The rise of what activists have come to call “bulky” surveillance, like the “large collections” of Americans’ electronic communications records the FBI gets to collect under the Patriot Act, continue unabated – or, at least, will, once the USA Freedom Act passes and restores the Patriot Act powers that lapsed at midnight on Sunday.
That collection, recently confirmed by a largely overlooked Justice Department inspector general’s report, points to a slipperiness in shuttering surveillance programs – one that creates opportunities for clever lawyers.
The Guardian revealed in 2013 that Barack Obama had permitted the NSA to collect domestic internet metadata in bulk until 2011. Yet even as Obama closed down that NSA program, the Justice Department inspector general confirms that by 2009, the FBI was already collecting the same “electronic communications” metadata under a different authority.
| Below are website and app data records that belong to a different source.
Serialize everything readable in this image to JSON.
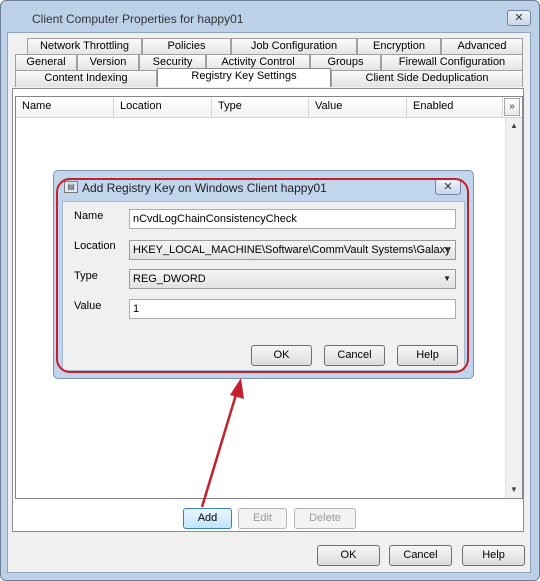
{
  "window": {
    "title": "Client Computer Properties for happy01",
    "close_glyph": "✕"
  },
  "tabs": {
    "row1": [
      "Network Throttling",
      "Policies",
      "Job Configuration",
      "Encryption",
      "Advanced"
    ],
    "row2": [
      "General",
      "Version",
      "Security",
      "Activity Control",
      "Groups",
      "Firewall Configuration"
    ],
    "row3": [
      "Content Indexing",
      "Registry Key Settings",
      "Client Side Deduplication"
    ],
    "active": "Registry Key Settings"
  },
  "list": {
    "columns": [
      "Name",
      "Location",
      "Type",
      "Value",
      "Enabled"
    ],
    "column_chooser_glyph": "»",
    "rows": []
  },
  "list_buttons": {
    "add": "Add",
    "edit": "Edit",
    "delete": "Delete"
  },
  "dialog": {
    "title": "Add Registry Key on Windows Client  happy01",
    "close_glyph": "✕",
    "fields": {
      "name_label": "Name",
      "name_value": "nCvdLogChainConsistencyCheck",
      "location_label": "Location",
      "location_value": "HKEY_LOCAL_MACHINE\\Software\\CommVault Systems\\Galaxy",
      "type_label": "Type",
      "type_value": "REG_DWORD",
      "value_label": "Value",
      "value_value": "1"
    },
    "buttons": {
      "ok": "OK",
      "cancel": "Cancel",
      "help": "Help"
    }
  },
  "footer_buttons": {
    "ok": "OK",
    "cancel": "Cancel",
    "help": "Help"
  },
  "colors": {
    "annotation": "#c2202a",
    "window_frame": "#bcd1e8"
  },
  "icons": {
    "dialog_icon": "registry-key-icon",
    "dropdown": "chevron-down-icon",
    "scroll_up": "scroll-up-icon",
    "scroll_down": "scroll-down-icon"
  }
}
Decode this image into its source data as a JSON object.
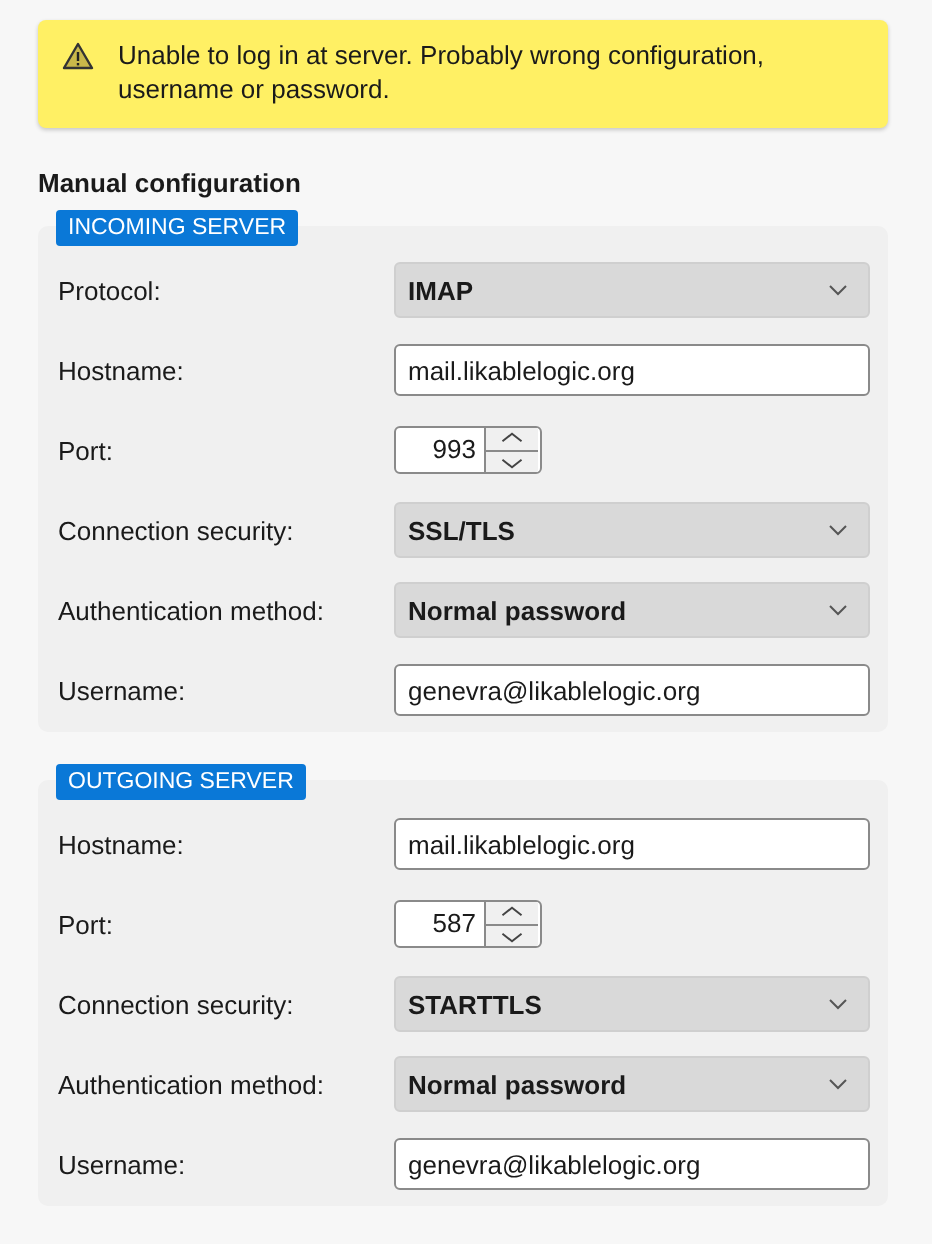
{
  "warning": {
    "message": "Unable to log in at server. Probably wrong configuration, username or password."
  },
  "heading": "Manual configuration",
  "sections": [
    {
      "title": "INCOMING SERVER",
      "fields": [
        {
          "kind": "select",
          "label": "Protocol:",
          "value": "IMAP"
        },
        {
          "kind": "text",
          "label": "Hostname:",
          "value": "mail.likablelogic.org"
        },
        {
          "kind": "spin",
          "label": "Port:",
          "value": "993"
        },
        {
          "kind": "select",
          "label": "Connection security:",
          "value": "SSL/TLS"
        },
        {
          "kind": "select",
          "label": "Authentication method:",
          "value": "Normal password"
        },
        {
          "kind": "text",
          "label": "Username:",
          "value": "genevra@likablelogic.org"
        }
      ]
    },
    {
      "title": "OUTGOING SERVER",
      "fields": [
        {
          "kind": "text",
          "label": "Hostname:",
          "value": "mail.likablelogic.org"
        },
        {
          "kind": "spin",
          "label": "Port:",
          "value": "587"
        },
        {
          "kind": "select",
          "label": "Connection security:",
          "value": "STARTTLS"
        },
        {
          "kind": "select",
          "label": "Authentication method:",
          "value": "Normal password"
        },
        {
          "kind": "text",
          "label": "Username:",
          "value": "genevra@likablelogic.org"
        }
      ]
    }
  ]
}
It is unclear as yet how the FBI transformed that authority, passed by Congress for the collection of “business records”, into large-scale collection of Americans’ email, text, instant message, internet-protocol and other records. And a similar power to for the FBI gather domestic internet metadata, obtained through non-judicial subpoenas called “National Security Letters”, alsoexists in a different, non-expiring part of the Patriot Act.
Jameel Jaffer, the deputy legal director of the ACLU, expressed confidence that the second circuit court of appeals’ decision last month would effectively step into the breach. The panel found that legal authorities permitting the collection of data “relevant” to an investigation cannot allow the government to gather data in bulk – setting a potentially prohibitive precedent for other bulk-collection programs.
“We don’t know what kinds of bulk-collection programs the government still has in place, but in the past it’s used authorities other than Section 215 to conduct bulk collection of internet metadata, phone records, and financial records. If similar programs are still in place, the ruling will force the government to reconsider them, and probably to end them,” said Jaffer, whose organization brought the suit that the second circuit considered.
Julian Sanchez, a surveillance expert at the Cato Institute, was more cautious.
“The second circuit ruling establishes that a ‘relevance’ standard is not completely unlimited – it doesn’t cover getting hundreds of millions of people’s records, without any concrete connection to a specific inquiry – but doesn’t provide much guidance beyond that as to where the line is,” Sanchez said.
“I wouldn’t be surprised if the government argued, in secret, that nearly anything short of that scale is still allowed, nor if the same Fisa Court that authorized the bulk telephone program, in defiance of any common sense reading of the statutory language, went along with it.”